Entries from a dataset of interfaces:
------------------------------------------------------------

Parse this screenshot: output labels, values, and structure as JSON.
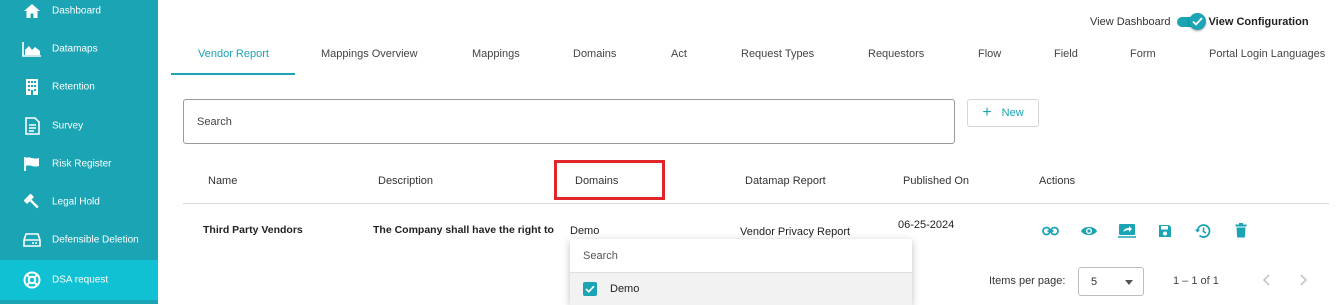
{
  "sidebar": {
    "items": [
      {
        "label": "Dashboard",
        "icon": "home-icon"
      },
      {
        "label": "Datamaps",
        "icon": "area-chart-icon"
      },
      {
        "label": "Retention",
        "icon": "building-icon"
      },
      {
        "label": "Survey",
        "icon": "document-icon"
      },
      {
        "label": "Risk Register",
        "icon": "flag-icon"
      },
      {
        "label": "Legal Hold",
        "icon": "gavel-icon"
      },
      {
        "label": "Defensible Deletion",
        "icon": "drive-icon"
      },
      {
        "label": "DSA request",
        "icon": "lifebuoy-icon"
      }
    ],
    "active": "DSA request",
    "colors": {
      "background": "#1ba4b4",
      "active": "#0fc1d3"
    }
  },
  "header": {
    "view_dashboard_label": "View Dashboard",
    "view_configuration_label": "View Configuration",
    "toggle_on": true
  },
  "tabs": [
    {
      "label": "Vendor Report",
      "active": true
    },
    {
      "label": "Mappings Overview"
    },
    {
      "label": "Mappings"
    },
    {
      "label": "Domains"
    },
    {
      "label": "Act"
    },
    {
      "label": "Request Types"
    },
    {
      "label": "Requestors"
    },
    {
      "label": "Flow"
    },
    {
      "label": "Field"
    },
    {
      "label": "Form"
    },
    {
      "label": "Portal Login Languages"
    }
  ],
  "search": {
    "placeholder": "Search",
    "value": ""
  },
  "new_button": {
    "label": "New"
  },
  "table": {
    "columns": [
      "Name",
      "Description",
      "Domains",
      "Datamap Report",
      "Published On",
      "Actions"
    ],
    "rows": [
      {
        "name": "Third Party Vendors",
        "description": "The Company shall have the right to",
        "domains": "Demo",
        "datamap_report": "Vendor Privacy Report",
        "published_on": "06-25-2024",
        "actions": [
          "link-icon",
          "eye-icon",
          "share-icon",
          "save-icon",
          "history-icon",
          "delete-icon"
        ]
      }
    ]
  },
  "domains_dropdown": {
    "search_placeholder": "Search",
    "options": [
      {
        "label": "Demo",
        "checked": true
      }
    ]
  },
  "pagination": {
    "items_per_page_label": "Items per page:",
    "items_per_page": "5",
    "range": "1 – 1 of 1"
  },
  "accent_color": "#1ba4b4",
  "highlight_color": "#e0262b"
}
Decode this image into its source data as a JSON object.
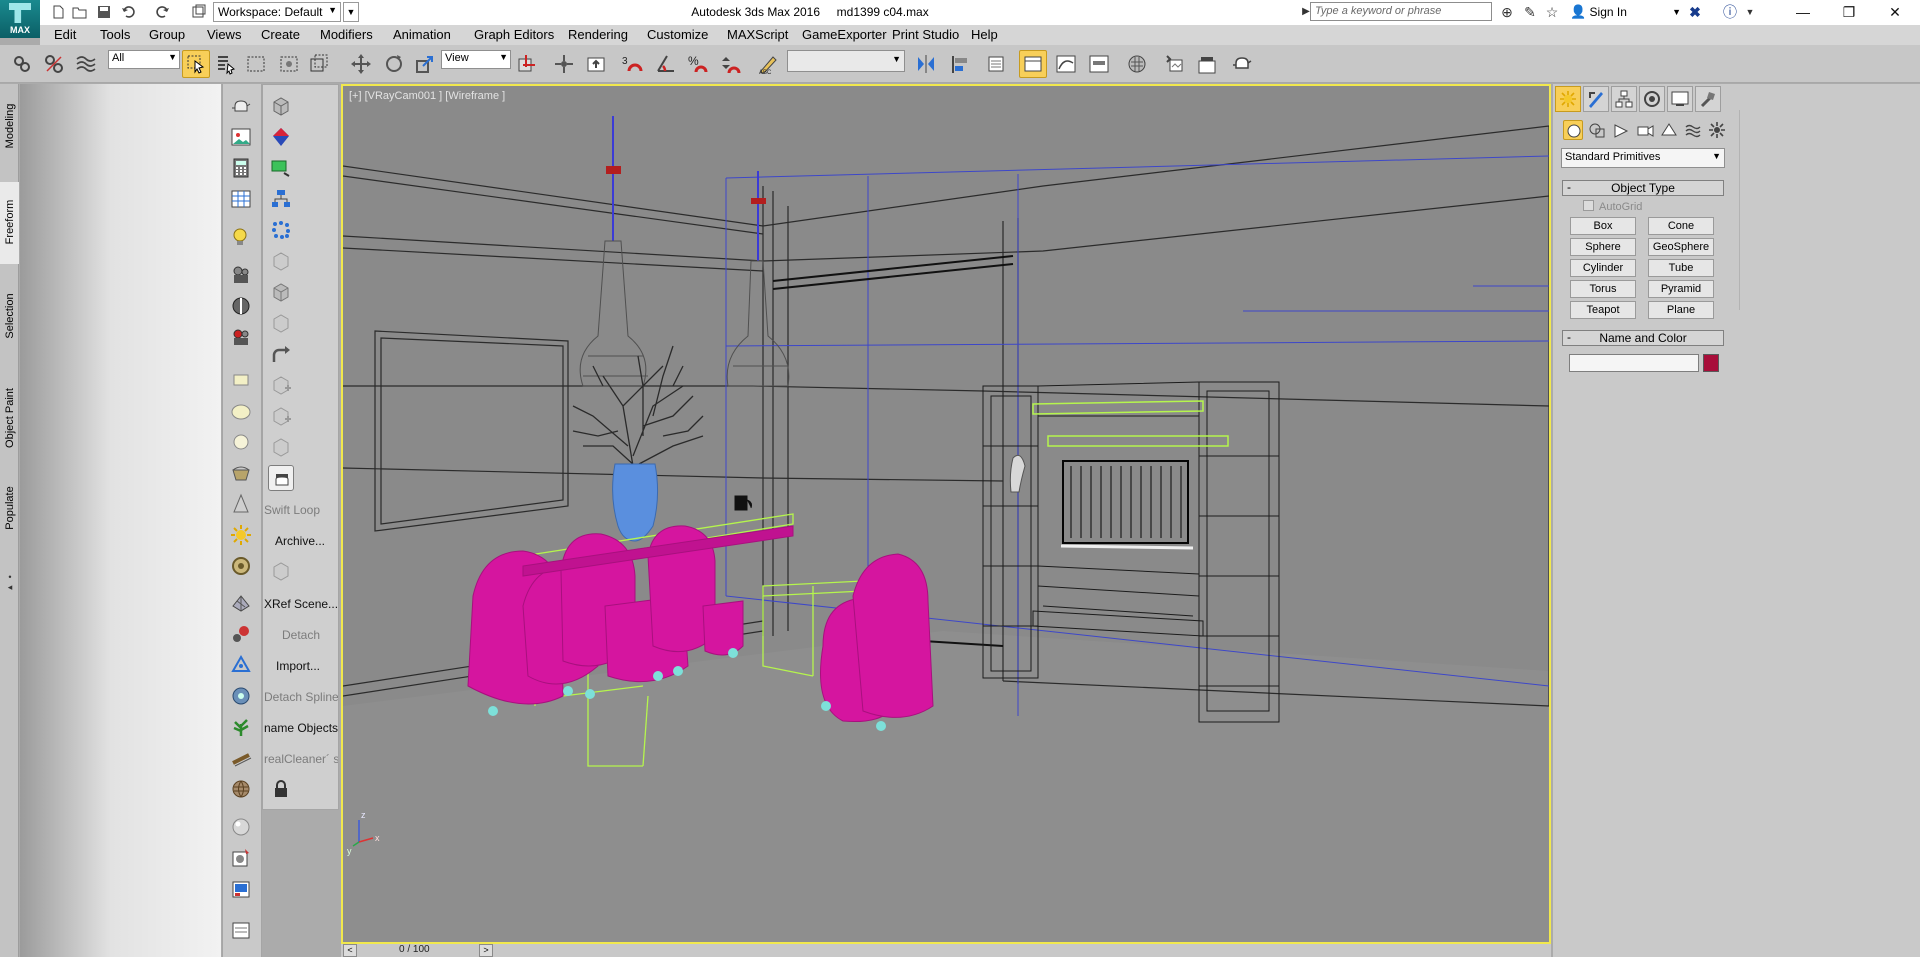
{
  "app": {
    "logo_text": "MAX",
    "window_title": "Autodesk 3ds Max 2016     md1399 c04.max",
    "workspace_label": "Workspace: Default",
    "search_placeholder": "Type a keyword or phrase",
    "sign_in": "Sign In"
  },
  "menu": {
    "items": [
      "Edit",
      "Tools",
      "Group",
      "Views",
      "Create",
      "Modifiers",
      "Animation",
      "Graph Editors",
      "Rendering",
      "Customize",
      "MAXScript",
      "GameExporter",
      "Print Studio",
      "Help"
    ]
  },
  "main_toolbar": {
    "selection_filter": "All",
    "reference_coord": "View",
    "snap_toggle_label": "3",
    "named_selection": ""
  },
  "ribbon": {
    "tabs": [
      "Modeling",
      "Freeform",
      "Selection",
      "Object Paint",
      "Populate"
    ],
    "active_tab": "Freeform"
  },
  "plugin_panel": {
    "buttons": [
      "Swift Loop",
      "Archive...",
      "XRef Scene...",
      "Detach",
      "Import...",
      "Detach Spline",
      "Rename Objects",
      "RealCleaner"
    ],
    "labels_visible": [
      "Swift Loop",
      "Archive...",
      "XRef Scene...",
      "Detach",
      "Import...",
      "Detach Spline",
      "name Objects",
      "realCleaner´ s"
    ]
  },
  "viewport": {
    "label": "[+] [VRayCam001 ] [Wireframe ]",
    "active_border_color": "#f1e84d",
    "axis_labels": {
      "x": "x",
      "y": "y",
      "z": "z"
    }
  },
  "time_slider": {
    "frame_text": "0 / 100"
  },
  "command_panel": {
    "primitive_type": "Standard Primitives",
    "object_type_title": "Object Type",
    "autogrid_label": "AutoGrid",
    "primitives": [
      "Box",
      "Cone",
      "Sphere",
      "GeoSphere",
      "Cylinder",
      "Tube",
      "Torus",
      "Pyramid",
      "Teapot",
      "Plane"
    ],
    "name_color_title": "Name and Color",
    "object_name": "",
    "object_color": "#a80e3a"
  },
  "colors": {
    "active_highlight": "#f8cf59",
    "chairs": "#d5159f",
    "selection_wire": "#b5f54d",
    "vase": "#5a8fde"
  }
}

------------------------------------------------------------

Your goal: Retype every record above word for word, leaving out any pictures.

Expected output:
Parse this screenshot: output labels, values, and structure as JSON.
{
  "sidebar": {
    "items": [
      {
        "label": "Dashboard",
        "icon": "home-icon"
      },
      {
        "label": "Datamaps",
        "icon": "area-chart-icon"
      },
      {
        "label": "Retention",
        "icon": "building-icon"
      },
      {
        "label": "Survey",
        "icon": "document-icon"
      },
      {
        "label": "Risk Register",
        "icon": "flag-icon"
      },
      {
        "label": "Legal Hold",
        "icon": "gavel-icon"
      },
      {
        "label": "Defensible Deletion",
        "icon": "drive-icon"
      },
      {
        "label": "DSA request",
        "icon": "lifebuoy-icon"
      }
    ],
    "active": "DSA request",
    "colors": {
      "background": "#1ba4b4",
      "active": "#0fc1d3"
    }
  },
  "header": {
    "view_dashboard_label": "View Dashboard",
    "view_configuration_label": "View Configuration",
    "toggle_on": true
  },
  "tabs": [
    {
      "label": "Vendor Report",
      "active": true
    },
    {
      "label": "Mappings Overview"
    },
    {
      "label": "Mappings"
    },
    {
      "label": "Domains"
    },
    {
      "label": "Act"
    },
    {
      "label": "Request Types"
    },
    {
      "label": "Requestors"
    },
    {
      "label": "Flow"
    },
    {
      "label": "Field"
    },
    {
      "label": "Form"
    },
    {
      "label": "Portal Login Languages"
    }
  ],
  "search": {
    "placeholder": "Search",
    "value": ""
  },
  "new_button": {
    "label": "New"
  },
  "table": {
    "columns": [
      "Name",
      "Description",
      "Domains",
      "Datamap Report",
      "Published On",
      "Actions"
    ],
    "rows": [
      {
        "name": "Third Party Vendors",
        "description": "The Company shall have the right to",
        "domains": "Demo",
        "datamap_report": "Vendor Privacy Report",
        "published_on": "06-25-2024",
        "actions": [
          "link-icon",
          "eye-icon",
          "share-icon",
          "save-icon",
          "history-icon",
          "delete-icon"
        ]
      }
    ]
  },
  "domains_dropdown": {
    "search_placeholder": "Search",
    "options": [
      {
        "label": "Demo",
        "checked": true
      }
    ]
  },
  "pagination": {
    "items_per_page_label": "Items per page:",
    "items_per_page": "5",
    "range": "1 – 1 of 1"
  },
  "accent_color": "#1ba4b4",
  "highlight_color": "#e0262b"
}
Decode this image into its source data as a JSON object.
{
  "app": {
    "logo_text": "MAX",
    "window_title": "Autodesk 3ds Max 2016     md1399 c04.max",
    "workspace_label": "Workspace: Default",
    "search_placeholder": "Type a keyword or phrase",
    "sign_in": "Sign In"
  },
  "menu": {
    "items": [
      "Edit",
      "Tools",
      "Group",
      "Views",
      "Create",
      "Modifiers",
      "Animation",
      "Graph Editors",
      "Rendering",
      "Customize",
      "MAXScript",
      "GameExporter",
      "Print Studio",
      "Help"
    ]
  },
  "main_toolbar": {
    "selection_filter": "All",
    "reference_coord": "View",
    "snap_toggle_label": "3",
    "named_selection": ""
  },
  "ribbon": {
    "tabs": [
      "Modeling",
      "Freeform",
      "Selection",
      "Object Paint",
      "Populate"
    ],
    "active_tab": "Freeform"
  },
  "plugin_panel": {
    "buttons": [
      "Swift Loop",
      "Archive...",
      "XRef Scene...",
      "Detach",
      "Import...",
      "Detach Spline",
      "Rename Objects",
      "RealCleaner"
    ],
    "labels_visible": [
      "Swift Loop",
      "Archive...",
      "XRef Scene...",
      "Detach",
      "Import...",
      "Detach Spline",
      "name Objects",
      "realCleaner´ s"
    ]
  },
  "viewport": {
    "label": "[+] [VRayCam001 ] [Wireframe ]",
    "active_border_color": "#f1e84d",
    "axis_labels": {
      "x": "x",
      "y": "y",
      "z": "z"
    }
  },
  "time_slider": {
    "frame_text": "0 / 100"
  },
  "command_panel": {
    "primitive_type": "Standard Primitives",
    "object_type_title": "Object Type",
    "autogrid_label": "AutoGrid",
    "primitives": [
      "Box",
      "Cone",
      "Sphere",
      "GeoSphere",
      "Cylinder",
      "Tube",
      "Torus",
      "Pyramid",
      "Teapot",
      "Plane"
    ],
    "name_color_title": "Name and Color",
    "object_name": "",
    "object_color": "#a80e3a"
  },
  "colors": {
    "active_highlight": "#f8cf59",
    "chairs": "#d5159f",
    "selection_wire": "#b5f54d",
    "vase": "#5a8fde"
  }
}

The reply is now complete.